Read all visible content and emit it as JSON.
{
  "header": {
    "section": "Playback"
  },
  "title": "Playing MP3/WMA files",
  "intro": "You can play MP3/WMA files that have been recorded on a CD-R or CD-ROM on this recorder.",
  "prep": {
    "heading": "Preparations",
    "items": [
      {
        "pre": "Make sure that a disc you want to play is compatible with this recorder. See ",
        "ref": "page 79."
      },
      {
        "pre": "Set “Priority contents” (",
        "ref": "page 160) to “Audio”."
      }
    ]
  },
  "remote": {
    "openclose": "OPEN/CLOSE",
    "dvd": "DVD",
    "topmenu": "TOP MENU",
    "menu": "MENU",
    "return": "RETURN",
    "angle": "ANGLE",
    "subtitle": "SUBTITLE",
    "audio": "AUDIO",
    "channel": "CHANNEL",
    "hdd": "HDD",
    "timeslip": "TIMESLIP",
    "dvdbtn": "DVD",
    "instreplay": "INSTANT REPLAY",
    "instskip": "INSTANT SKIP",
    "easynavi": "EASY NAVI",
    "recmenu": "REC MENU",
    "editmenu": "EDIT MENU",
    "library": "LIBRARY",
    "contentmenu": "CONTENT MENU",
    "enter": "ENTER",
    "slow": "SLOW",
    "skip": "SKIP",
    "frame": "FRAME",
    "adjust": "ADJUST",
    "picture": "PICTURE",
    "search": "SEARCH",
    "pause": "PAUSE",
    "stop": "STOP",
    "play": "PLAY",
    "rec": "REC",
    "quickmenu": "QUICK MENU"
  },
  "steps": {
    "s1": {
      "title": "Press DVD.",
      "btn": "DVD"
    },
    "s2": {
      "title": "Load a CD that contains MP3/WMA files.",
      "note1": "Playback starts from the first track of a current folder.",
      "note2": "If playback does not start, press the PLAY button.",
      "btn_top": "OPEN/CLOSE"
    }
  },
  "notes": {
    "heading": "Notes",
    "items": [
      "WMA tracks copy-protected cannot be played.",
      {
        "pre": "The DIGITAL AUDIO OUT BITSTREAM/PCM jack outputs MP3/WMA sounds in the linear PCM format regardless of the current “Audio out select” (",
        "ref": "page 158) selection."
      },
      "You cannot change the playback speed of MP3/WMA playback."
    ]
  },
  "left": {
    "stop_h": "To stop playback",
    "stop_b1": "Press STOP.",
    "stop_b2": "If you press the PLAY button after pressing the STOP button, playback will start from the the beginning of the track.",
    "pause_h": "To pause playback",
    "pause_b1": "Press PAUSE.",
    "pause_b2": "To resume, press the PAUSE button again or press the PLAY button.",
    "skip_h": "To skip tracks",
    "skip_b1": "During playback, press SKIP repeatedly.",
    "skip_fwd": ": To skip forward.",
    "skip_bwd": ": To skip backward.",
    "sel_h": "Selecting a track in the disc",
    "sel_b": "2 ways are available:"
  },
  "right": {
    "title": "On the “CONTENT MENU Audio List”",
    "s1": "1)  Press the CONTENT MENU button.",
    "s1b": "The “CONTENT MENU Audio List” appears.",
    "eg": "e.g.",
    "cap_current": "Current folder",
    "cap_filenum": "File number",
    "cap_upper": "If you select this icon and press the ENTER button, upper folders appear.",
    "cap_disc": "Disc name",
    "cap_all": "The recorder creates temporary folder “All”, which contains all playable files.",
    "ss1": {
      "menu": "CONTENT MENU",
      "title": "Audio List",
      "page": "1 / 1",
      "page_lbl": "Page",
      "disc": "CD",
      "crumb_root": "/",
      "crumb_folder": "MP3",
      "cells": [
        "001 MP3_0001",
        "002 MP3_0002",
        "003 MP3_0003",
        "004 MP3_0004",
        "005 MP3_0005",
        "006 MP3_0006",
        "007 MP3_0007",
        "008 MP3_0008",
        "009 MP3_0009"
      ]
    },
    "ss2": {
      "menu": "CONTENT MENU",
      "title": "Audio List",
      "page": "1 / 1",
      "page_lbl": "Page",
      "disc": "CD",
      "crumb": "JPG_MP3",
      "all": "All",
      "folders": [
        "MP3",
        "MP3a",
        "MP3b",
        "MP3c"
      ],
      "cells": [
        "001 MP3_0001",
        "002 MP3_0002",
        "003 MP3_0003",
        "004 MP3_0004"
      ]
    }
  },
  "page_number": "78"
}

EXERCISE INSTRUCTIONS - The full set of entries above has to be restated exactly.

THE ANSWER -
Read all visible content and emit it as JSON.
{
  "header": {
    "section": "Playback"
  },
  "title": "Playing MP3/WMA files",
  "intro": "You can play MP3/WMA files that have been recorded on a CD-R or CD-ROM on this recorder.",
  "prep": {
    "heading": "Preparations",
    "items": [
      {
        "pre": "Make sure that a disc you want to play is compatible with this recorder. See ",
        "ref": "page 79."
      },
      {
        "pre": "Set “Priority contents” (",
        "ref": "page 160) to “Audio”."
      }
    ]
  },
  "remote": {
    "openclose": "OPEN/CLOSE",
    "dvd": "DVD",
    "topmenu": "TOP MENU",
    "menu": "MENU",
    "return": "RETURN",
    "angle": "ANGLE",
    "subtitle": "SUBTITLE",
    "audio": "AUDIO",
    "channel": "CHANNEL",
    "hdd": "HDD",
    "timeslip": "TIMESLIP",
    "dvdbtn": "DVD",
    "instreplay": "INSTANT REPLAY",
    "instskip": "INSTANT SKIP",
    "easynavi": "EASY NAVI",
    "recmenu": "REC MENU",
    "editmenu": "EDIT MENU",
    "library": "LIBRARY",
    "contentmenu": "CONTENT MENU",
    "enter": "ENTER",
    "slow": "SLOW",
    "skip": "SKIP",
    "frame": "FRAME",
    "adjust": "ADJUST",
    "picture": "PICTURE",
    "search": "SEARCH",
    "pause": "PAUSE",
    "stop": "STOP",
    "play": "PLAY",
    "rec": "REC",
    "quickmenu": "QUICK MENU"
  },
  "steps": {
    "s1": {
      "title": "Press DVD.",
      "btn": "DVD"
    },
    "s2": {
      "title": "Load a CD that contains MP3/WMA files.",
      "note1": "Playback starts from the first track of a current folder.",
      "note2": "If playback does not start, press the PLAY button.",
      "btn_top": "OPEN/CLOSE"
    }
  },
  "notes": {
    "heading": "Notes",
    "items": [
      "WMA tracks copy-protected cannot be played.",
      {
        "pre": "The DIGITAL AUDIO OUT BITSTREAM/PCM jack outputs MP3/WMA sounds in the linear PCM format regardless of the current “Audio out select” (",
        "ref": "page 158) selection."
      },
      "You cannot change the playback speed of MP3/WMA playback."
    ]
  },
  "left": {
    "stop_h": "To stop playback",
    "stop_b1": "Press STOP.",
    "stop_b2": "If you press the PLAY button after pressing the STOP button, playback will start from the the beginning of the track.",
    "pause_h": "To pause playback",
    "pause_b1": "Press PAUSE.",
    "pause_b2": "To resume, press the PAUSE button again or press the PLAY button.",
    "skip_h": "To skip tracks",
    "skip_b1": "During playback, press SKIP repeatedly.",
    "skip_fwd": ": To skip forward.",
    "skip_bwd": ": To skip backward.",
    "sel_h": "Selecting a track in the disc",
    "sel_b": "2 ways are available:"
  },
  "right": {
    "title": "On the “CONTENT MENU Audio List”",
    "s1": "1)  Press the CONTENT MENU button.",
    "s1b": "The “CONTENT MENU Audio List” appears.",
    "eg": "e.g.",
    "cap_current": "Current folder",
    "cap_filenum": "File number",
    "cap_upper": "If you select this icon and press the ENTER button, upper folders appear.",
    "cap_disc": "Disc name",
    "cap_all": "The recorder creates temporary folder “All”, which contains all playable files.",
    "ss1": {
      "menu": "CONTENT MENU",
      "title": "Audio List",
      "page": "1 / 1",
      "page_lbl": "Page",
      "disc": "CD",
      "crumb_root": "/",
      "crumb_folder": "MP3",
      "cells": [
        "001 MP3_0001",
        "002 MP3_0002",
        "003 MP3_0003",
        "004 MP3_0004",
        "005 MP3_0005",
        "006 MP3_0006",
        "007 MP3_0007",
        "008 MP3_0008",
        "009 MP3_0009"
      ]
    },
    "ss2": {
      "menu": "CONTENT MENU",
      "title": "Audio List",
      "page": "1 / 1",
      "page_lbl": "Page",
      "disc": "CD",
      "crumb": "JPG_MP3",
      "all": "All",
      "folders": [
        "MP3",
        "MP3a",
        "MP3b",
        "MP3c"
      ],
      "cells": [
        "001 MP3_0001",
        "002 MP3_0002",
        "003 MP3_0003",
        "004 MP3_0004"
      ]
    }
  },
  "page_number": "78"
}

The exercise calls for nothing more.